Prairie gothic artist Heather Benning on burning down the farmhouse

When she was a kid, artist Heather Benning used to play in an abandoned yard near her own family’s farm. There was a house on the uninhabited lot, and she’d play inside, looking at the items that had been left behind at least 20 years before. Perhaps it’s this memory — and the transforming, if not disappearing, farm culture from around her childhood home in Saskatchewan — that has inspired Benning’s eerie version of the prairie landscape.

Regina artist to show several installation works at Moose Jaw gallery

The Altar, 2013. Cedar, pine, chipboard, stain, oil paint, polyurethane plastic, fiberglass resin, polyester resin, glue, tin foil, silk flowers, wheat, yarn, wire, metal, Styrofoam, rocks, auto-body paste, apoxi-sculpt, paper. 255cm x 220cm x 61cm. (Courtesy the artist)

When she was a kid, artist Heather Benning used to play in an abandoned yard near her own family's farm. There was a house on the uninhabited lot, and she'd play inside, looking at the items that had been left behind at least 20 years before. Perhaps it's this memory — and the transforming, if not disappearing, farm culture from around her childhood home in Saskatchewan — that has inspired Benning's eerie version of the prairie landscape.

A Prairie Gothic, her show opening tonight at the Moose Jaw Art Gallery and Museum, includes several works that illuminate Benning's relationship with the landscape of her childhood. The Dollhouse, a film co-directed by Benning and Chad Galloway, documents the destruction of an installation the artist crafted in the Prairies. She turned a dilapidated farmhouse into a super-sized children's toy. With its neatly placed furniture and pastel walls, the installation was charming, yet haunting in its emptiness.
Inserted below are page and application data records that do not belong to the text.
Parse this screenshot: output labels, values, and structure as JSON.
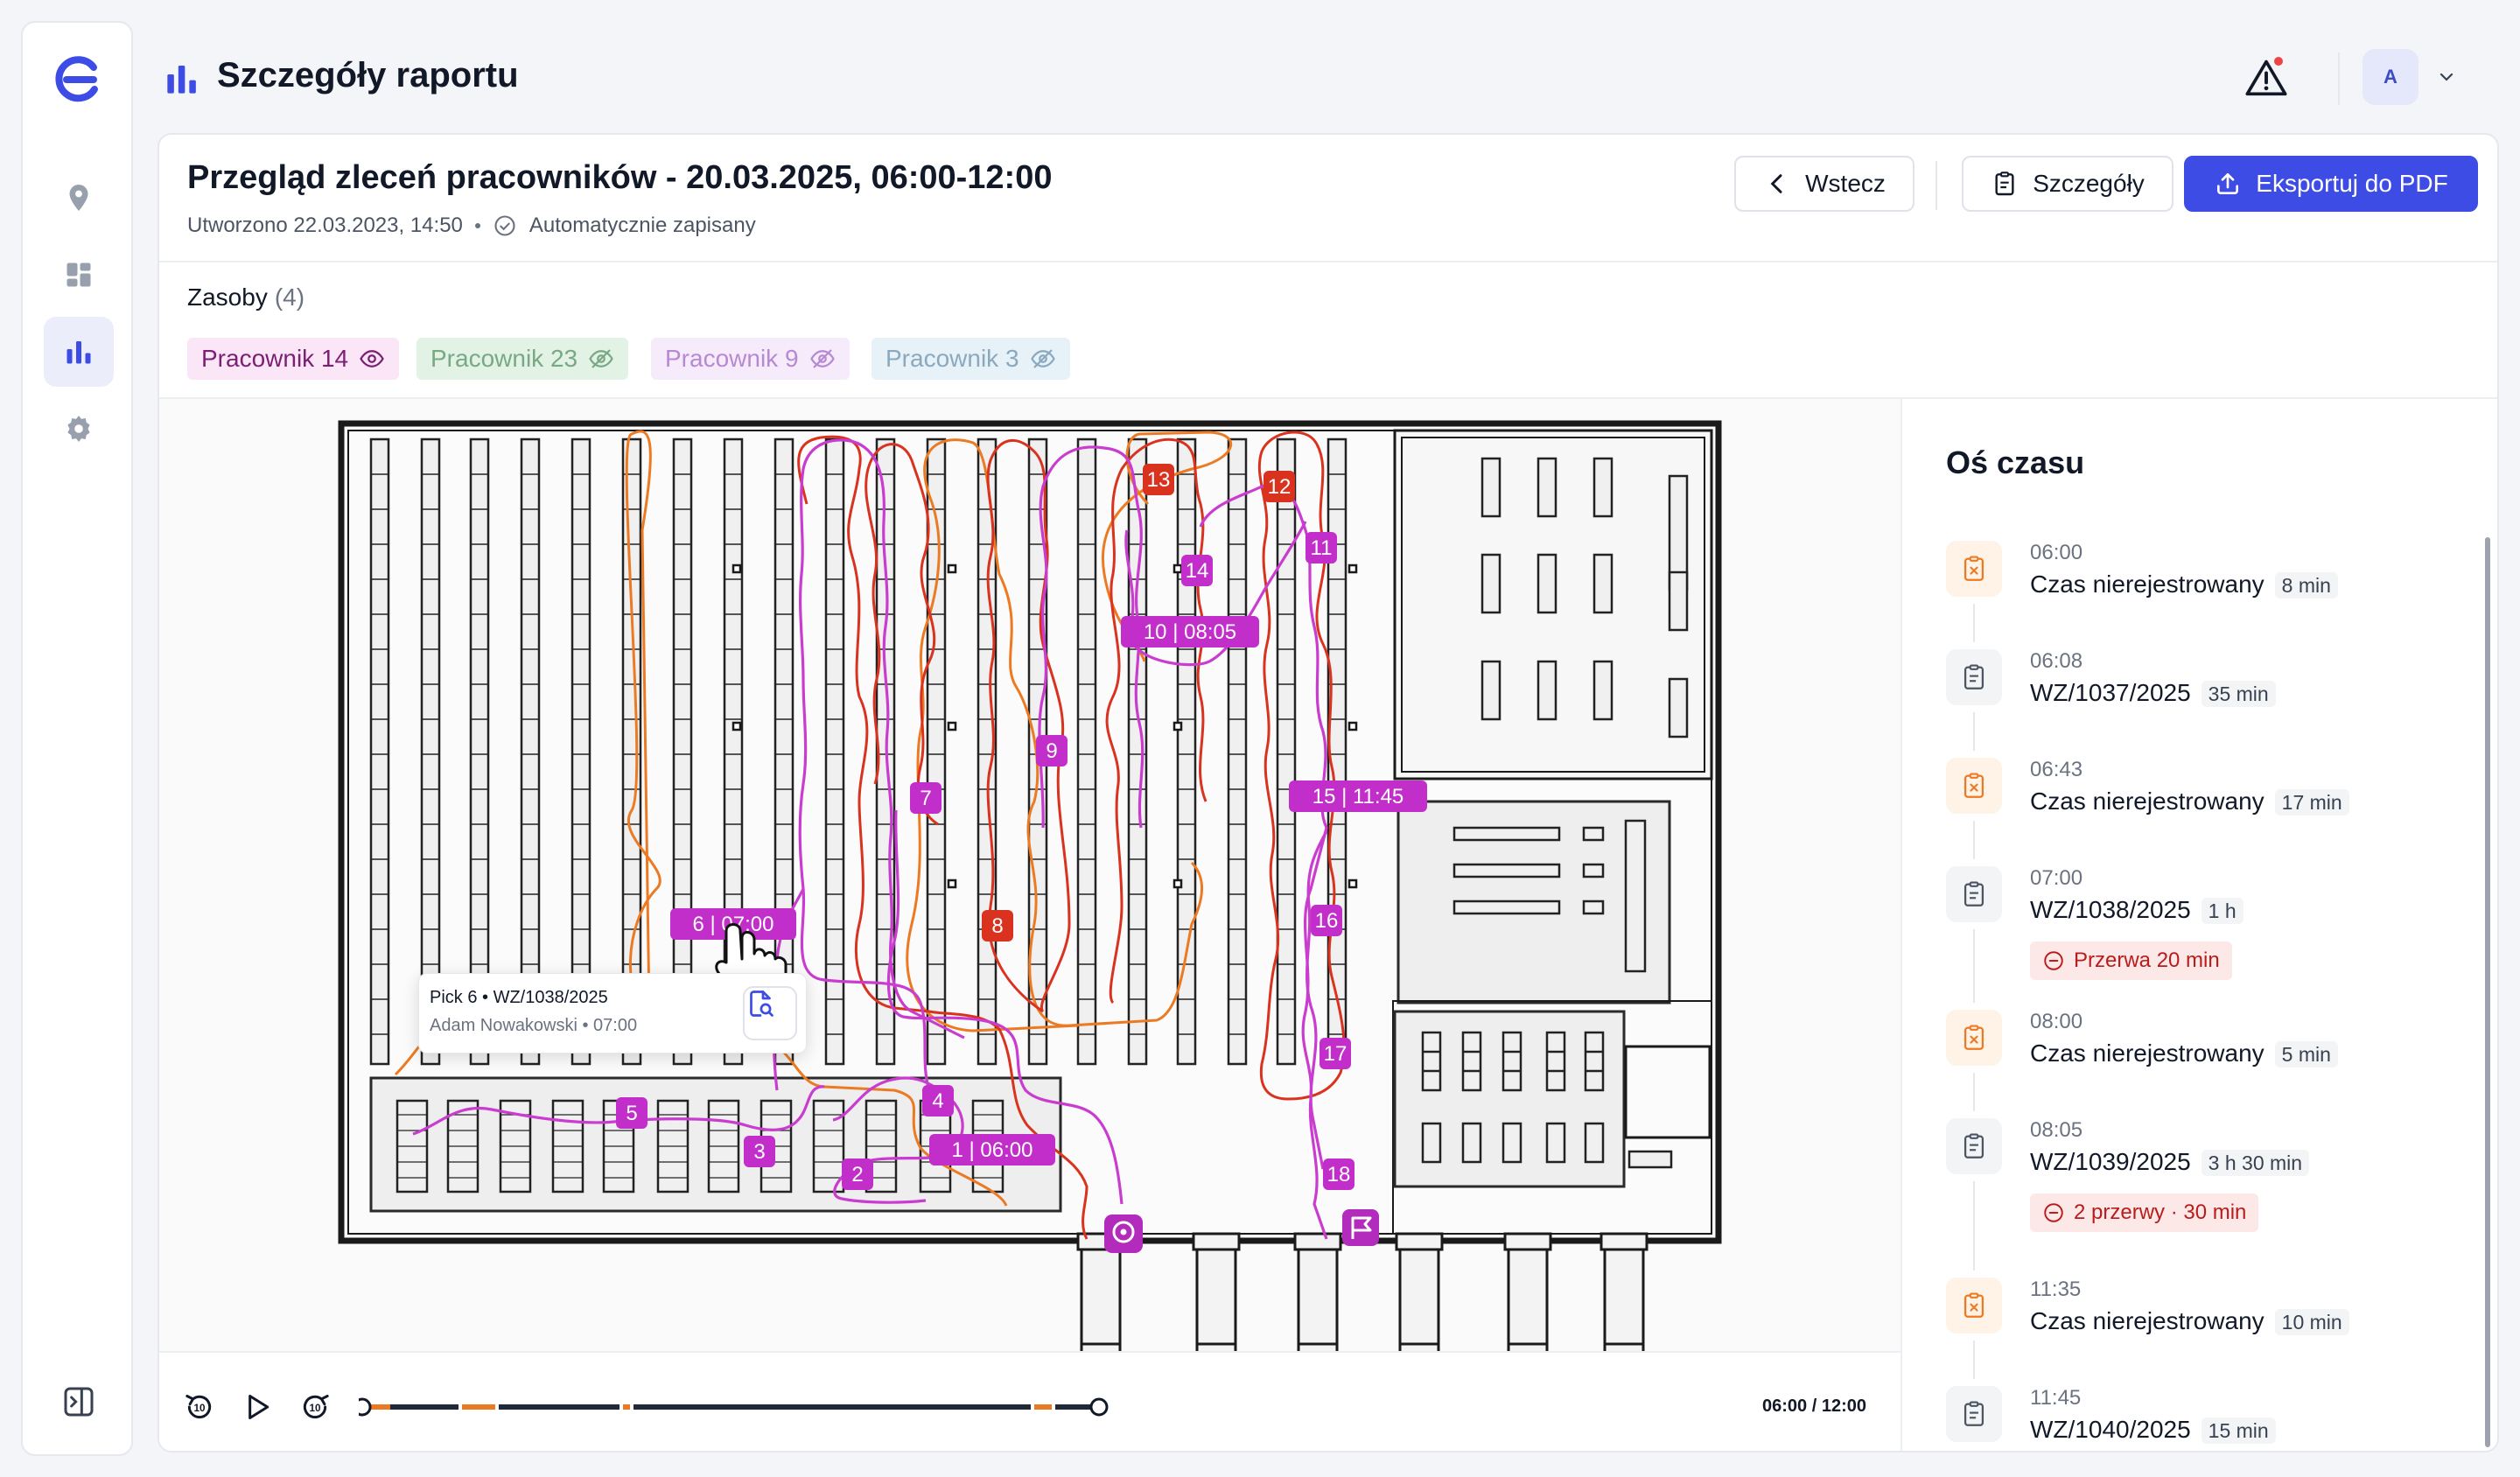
{
  "app": {
    "page_title": "Szczegóły raportu",
    "avatar_letter": "A",
    "brand_color": "#3d4ce4"
  },
  "sidebar": {
    "items": [
      {
        "icon": "location-pin-icon",
        "active": false
      },
      {
        "icon": "dashboard-grid-icon",
        "active": false
      },
      {
        "icon": "bar-chart-icon",
        "active": true
      },
      {
        "icon": "gear-icon",
        "active": false
      }
    ],
    "collapse_icon": "sidebar-collapse-icon"
  },
  "report": {
    "title": "Przegląd zleceń pracowników - 20.03.2025, 06:00-12:00",
    "created": "Utworzono 22.03.2023, 14:50",
    "autosave": "Automatycznie zapisany",
    "buttons": {
      "back": "Wstecz",
      "details": "Szczegóły",
      "export": "Eksportuj do PDF"
    }
  },
  "resources": {
    "label": "Zasoby",
    "count": "(4)",
    "chips": [
      {
        "label": "Pracownik 14",
        "visible": true,
        "bg": "#fbe6f7",
        "fg": "#7b1f73"
      },
      {
        "label": "Pracownik 23",
        "visible": false,
        "bg": "#e2f3e6",
        "fg": "#79a884"
      },
      {
        "label": "Pracownik 9",
        "visible": false,
        "bg": "#f5ebfb",
        "fg": "#b889d3"
      },
      {
        "label": "Pracownik 3",
        "visible": false,
        "bg": "#e7f1f8",
        "fg": "#8aa9bf"
      }
    ]
  },
  "map": {
    "route_colors": {
      "purple": "#c93ccf",
      "red": "#d9331f",
      "orange": "#ec7a23"
    },
    "markers": [
      {
        "label": "1 | 06:00",
        "color": "purple"
      },
      {
        "label": "2",
        "color": "purple"
      },
      {
        "label": "3",
        "color": "purple"
      },
      {
        "label": "4",
        "color": "purple"
      },
      {
        "label": "5",
        "color": "purple"
      },
      {
        "label": "6 | 07:00",
        "color": "purple"
      },
      {
        "label": "7",
        "color": "purple"
      },
      {
        "label": "8",
        "color": "red"
      },
      {
        "label": "9",
        "color": "purple"
      },
      {
        "label": "10 | 08:05",
        "color": "purple"
      },
      {
        "label": "11",
        "color": "purple"
      },
      {
        "label": "12",
        "color": "red"
      },
      {
        "label": "13",
        "color": "red"
      },
      {
        "label": "14",
        "color": "purple"
      },
      {
        "label": "15 | 11:45",
        "color": "purple"
      },
      {
        "label": "16",
        "color": "purple"
      },
      {
        "label": "17",
        "color": "purple"
      },
      {
        "label": "18",
        "color": "purple"
      }
    ],
    "tooltip": {
      "line1": "Pick 6 • WZ/1038/2025",
      "line2": "Adam Nowakowski • 07:00"
    }
  },
  "player": {
    "time": "06:00 / 12:00",
    "progress": 0
  },
  "timeline": {
    "title": "Oś czasu",
    "items": [
      {
        "time": "06:00",
        "name": "Czas nierejestrowany",
        "duration": "8 min",
        "kind": "unregistered"
      },
      {
        "time": "06:08",
        "name": "WZ/1037/2025",
        "duration": "35 min",
        "kind": "order"
      },
      {
        "time": "06:43",
        "name": "Czas nierejestrowany",
        "duration": "17 min",
        "kind": "unregistered"
      },
      {
        "time": "07:00",
        "name": "WZ/1038/2025",
        "duration": "1 h",
        "kind": "order",
        "break": "Przerwa 20 min"
      },
      {
        "time": "08:00",
        "name": "Czas nierejestrowany",
        "duration": "5 min",
        "kind": "unregistered"
      },
      {
        "time": "08:05",
        "name": "WZ/1039/2025",
        "duration": "3 h 30 min",
        "kind": "order",
        "break": "2 przerwy · 30 min"
      },
      {
        "time": "11:35",
        "name": "Czas nierejestrowany",
        "duration": "10 min",
        "kind": "unregistered"
      },
      {
        "time": "11:45",
        "name": "WZ/1040/2025",
        "duration": "15 min",
        "kind": "order"
      }
    ]
  }
}
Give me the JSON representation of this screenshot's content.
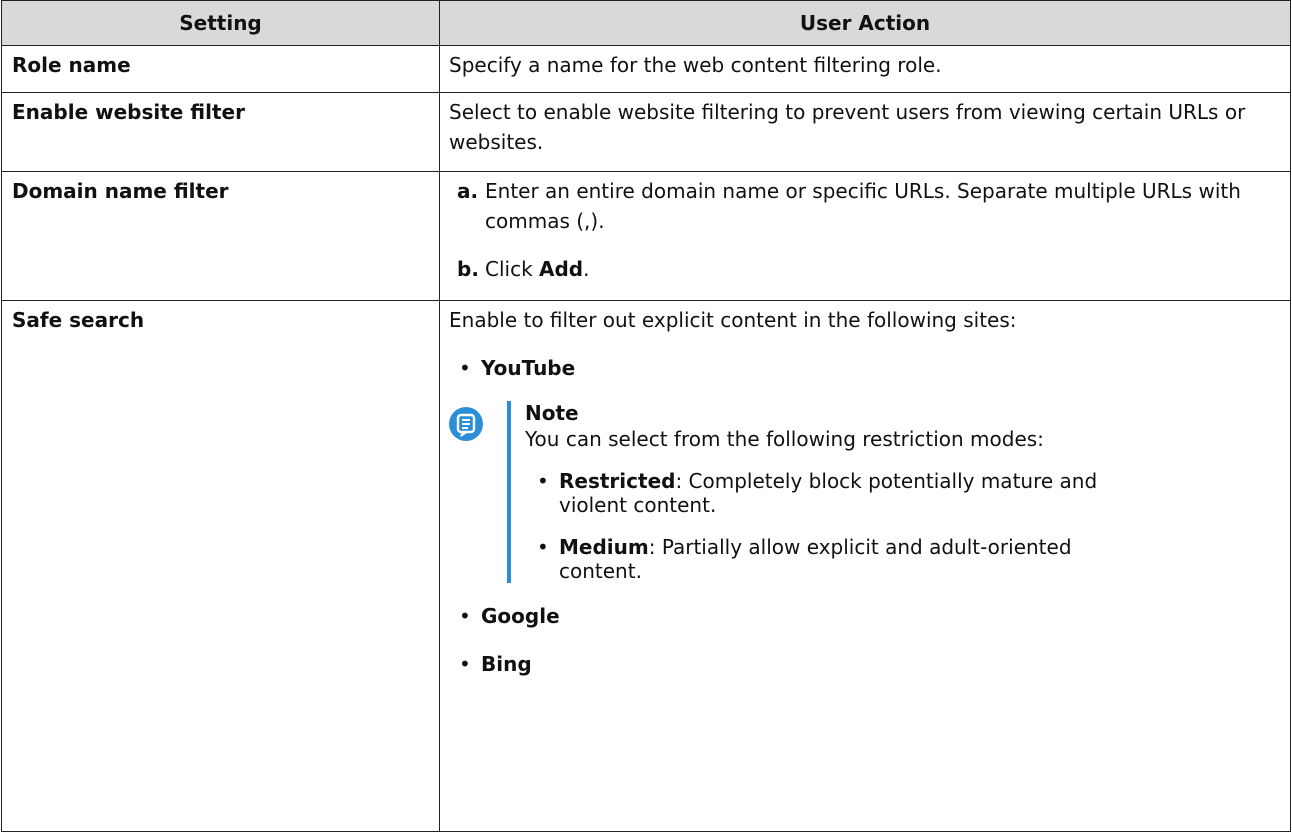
{
  "table": {
    "headers": {
      "setting": "Setting",
      "action": "User Action"
    },
    "rows": [
      {
        "setting": "Role name",
        "action": "Specify a name for the web content filtering role."
      },
      {
        "setting": "Enable website filter",
        "action": "Select to enable website filtering to prevent users from viewing certain URLs or websites."
      },
      {
        "setting": "Domain name filter",
        "steps": [
          {
            "marker": "a.",
            "text": "Enter an entire domain name or specific URLs. Separate multiple URLs with commas (,)."
          },
          {
            "marker": "b.",
            "text_before": "Click ",
            "text_bold": "Add",
            "text_after": "."
          }
        ]
      },
      {
        "setting": "Safe search",
        "intro": "Enable to filter out explicit content in the following sites:",
        "sites": [
          "YouTube",
          "Google",
          "Bing"
        ],
        "note": {
          "title": "Note",
          "text": "You can select from the following restriction modes:",
          "items": [
            {
              "label": "Restricted",
              "text": ": Completely block potentially mature and violent content."
            },
            {
              "label": "Medium",
              "text": ": Partially allow explicit and adult-oriented content."
            }
          ]
        }
      }
    ]
  },
  "bullet_char": "•",
  "colors": {
    "header_bg": "#d9d9d9",
    "note_accent": "#2a8fd8",
    "border": "#222222"
  },
  "icons": {
    "note": "note-icon"
  }
}
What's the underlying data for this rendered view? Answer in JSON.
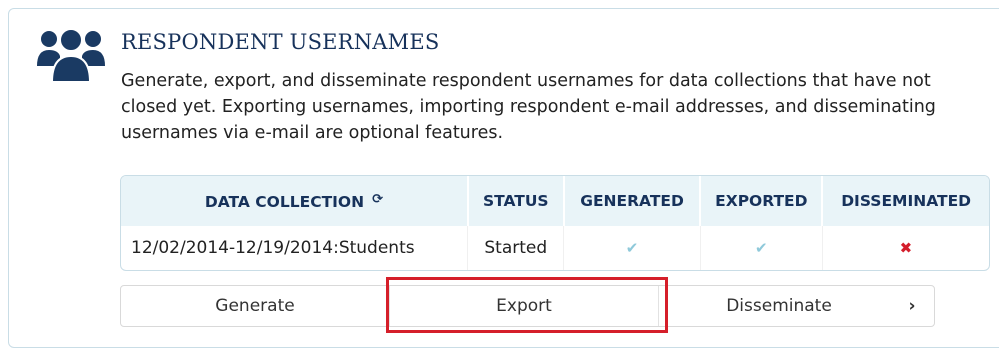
{
  "section": {
    "title": "RESPONDENT USERNAMES",
    "description": "Generate, export, and disseminate respondent usernames for data collections that have not closed yet. Exporting usernames, importing respondent e-mail addresses, and disseminating usernames via e-mail are optional features.",
    "icon": "users-group-icon"
  },
  "table": {
    "headers": [
      "DATA COLLECTION",
      "STATUS",
      "GENERATED",
      "EXPORTED",
      "DISSEMINATED"
    ],
    "sort_icon": "⟳",
    "rows": [
      {
        "data_collection": "12/02/2014-12/19/2014:Students",
        "status": "Started",
        "generated": "✔",
        "exported": "✔",
        "disseminated": "✖"
      }
    ]
  },
  "actions": {
    "generate_label": "Generate",
    "export_label": "Export",
    "disseminate_label": "Disseminate",
    "next_label": "›"
  },
  "colors": {
    "brand_navy": "#17325b",
    "header_bg": "#e9f4f8",
    "check": "#8fc9da",
    "cross": "#d41e2c",
    "highlight": "#d51f2a"
  }
}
It's also a comment on the changing nature of the farming industry. 

Saskatchewan artist Heather Benning in process, working on her mixed-media piece The Altar on her father's farm. 0:41

"I'm kind of talking about the end of the family farm era and how, as our fields expand more and more, people leave the country and move to the city," Benning says.

Earlier in her career, Benning worked on a project in Marysburg, Saskatchewan, that was ultimately vandalized. Like The Dollhouse, it was situated in a remote area. The artist didn't want the same thing to happen to The Dollhouse, so she planned from the beginning to destroy the project. Once the farmhouse was declared structurally unsound, she burned it down.

"It was the beginning of March, Chad Galloway and I staged the burn together and filmed it… I had three days with [the house] again. The night before we were going to burn it, I spent some time sitting in the house and kind of looking at it. It was a bit of a funeral to me, in some respects — the end of an era for that project.

"It's difficult, but I always knew from the beginning that I was going to get rid of it and that getting rid of it would be part of the art. It was the end and the death of the Dollhouse that made the full project exist."

Other works in Prairie Gothic include The Altar, a large, medieval-influenced sculpture  that tells the gruesome story of a farmhouse-burning and murder in the Prairies, and Work Hard, Be Nice, an installation consisting of sculptures of demure-looking girls and boys.

Work Hard Be Nice, 2014. Plastic, enamel, oil paint, wood. Dimensions variable (Courtesy the artist)

While these works reflect a stoicism and maybe even a sadness that comes with the rigour of farming life, they also seem imbued with optimism. Prairie life, Benning says, "is generally about loss, about leaving. But it's also about starting again."

Heather Benning. A Prairie Gothic: Let Our Fields Be Broader, But Our Nights So Much Darker opens tonight at the Moose Jaw Museum & Art Gallery, 461 Langdon Cr., Moose Jaw, Sask. To Jan. 3. Tue-Sun, noon-5pm. Free.

Comments

To encourage thoughtful and respectful conversations, first and last names will appear with each submission to CBC/Radio-Canada's online communities (except in children and youth-oriented communities). Pseudonyms will no longer be permitted.

By submitting a comment, you accept that CBC has the right to reproduce and publish that comment in whole or in part, in any manner CBC chooses. Please note that CBC does not endorse the opinions expressed in comments. Comments on this story are moderated according to our Submission Guidelines. Comments are welcome while open. We reserve the right to close comments at any time.